Toy industry trade magazine Toy Directory has an article discussing how action figure sales are declining even as the blockbuster films they’re based on are more popular than ever:
Aside from the usual “kids don’t want plastic replicas, they want interactive experiences” discussion (which is true, and when combined with rising production costs is why I think action figure collecting will be solely a niche market for adults in 10-15 years, like baseball cards and comics before them), the article does have an interesting theory about how all the bunched-together blockbusters and their attendant toy lines crowd one another out. When I was a kid, you got one Batman, maybe Dick Tracy the following year, and then maybe another Batman. Now there can be as many as six to seven heavily-merchandised movies per year.
The writer’s summation is sobering:
In summary, the buyers believe that the Action Figure category – buffeted by technological change, degradation of supporting media and eroding consumer interest – is not going to go back to the good old days. Yes, they think that movie-supported action figures will still sell but that the Skylanders and the Inifinitys of this world will be the decisive future drivers.
Again, this isn’t a surprise. We’ve all seen this coming for years now. And who knows – if the electronic options that are available now had been around when I was a kid, perhaps I would have never developed this odd affinity for action figures.
And yet, evidently Skylanders may offer some hope:
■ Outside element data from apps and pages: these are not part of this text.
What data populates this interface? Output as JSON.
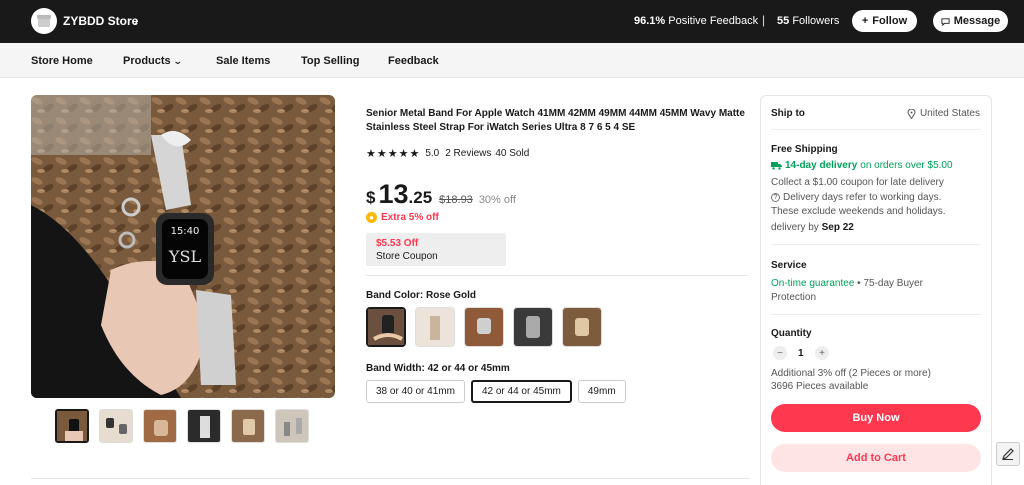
{
  "store": {
    "name": "ZYBDD Store",
    "positive_feedback_pct": "96.1%",
    "positive_feedback_label": "Positive Feedback",
    "followers_count": "55",
    "followers_label": "Followers",
    "follow_label": "Follow",
    "message_label": "Message"
  },
  "nav": {
    "items": [
      "Store Home",
      "Products",
      "Sale Items",
      "Top Selling",
      "Feedback"
    ]
  },
  "product": {
    "title": "Senior Metal Band For Apple Watch 41MM 42MM 49MM 44MM 45MM Wavy Matte Stainless Steel Strap For iWatch Series Ultra 8 7 6 5 4 SE",
    "rating": "5.0",
    "reviews": "2 Reviews",
    "sold": "40 Sold",
    "currency": "$",
    "price_int": "13",
    "price_dec": ".25",
    "original_price": "$18.93",
    "discount": "30% off",
    "extra_discount": "Extra 5% off",
    "coupon_amount": "$5.53 Off",
    "coupon_label": "Store Coupon",
    "band_color_label": "Band Color: Rose Gold",
    "band_width_label": "Band Width: 42 or 44 or 45mm",
    "sizes": [
      "38 or 40 or 41mm",
      "42 or 44 or 45mm",
      "49mm"
    ],
    "selected_size_index": 1,
    "watch_time": "15:40",
    "watch_logo": "YSL"
  },
  "shipping": {
    "ship_to_label": "Ship to",
    "country": "United States",
    "free_shipping_label": "Free Shipping",
    "delivery_highlight": "14-day delivery",
    "delivery_condition": "on orders over $5.00",
    "late_coupon": "Collect a $1.00 coupon for late delivery",
    "note_line1": "Delivery days refer to working days.",
    "note_line2": "These exclude weekends and holidays.",
    "delivery_by_label": "delivery by",
    "delivery_date": "Sep 22"
  },
  "service": {
    "label": "Service",
    "guarantee": "On-time guarantee",
    "buyer_protection_line1": "• 75-day Buyer",
    "buyer_protection_line2": "Protection"
  },
  "quantity": {
    "label": "Quantity",
    "value": "1",
    "additional_off": "Additional 3% off (2 Pieces or more)",
    "available": "3696 Pieces available"
  },
  "actions": {
    "buy_now": "Buy Now",
    "add_to_cart": "Add to Cart"
  },
  "colors": {
    "accent_red": "#fd384f",
    "green": "#00a15a",
    "header_bg": "#191919"
  }
}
A technological change introduced early last year promises to affect the way kids use toys – the Skylanders and now also Infinity. Both marry physical toys to a video game console and allow a completely new way of playing. In the opinion of the Buyers at the large retailers, the Skylanders clearly encroach upon the Action Figure space whereas Infinity affects both Action Figures and Preschool. Whilst NPD classifies the Skylanders as well as Infinity as video games rather than toys, the Buyers disagree and they demonstrate this by putting the two ranges both into their video game space as well as their toy aisles. In fact, if the Skylanders had been included in NPD’s Toy Category, they would have given a major bump to the Action Figure retail sales performance for 2012 and would also have reversed the continuous decline of the overall NPD Toy Market estimates over the past ten years.
Kids still like having toys. They just need more interaction with them – either a video game, or perhaps some construction element, like LEGO. Find a way to do both and you just might have a huge hit on your hands.
(Thanks to GeneralsJoes for the heads-up.)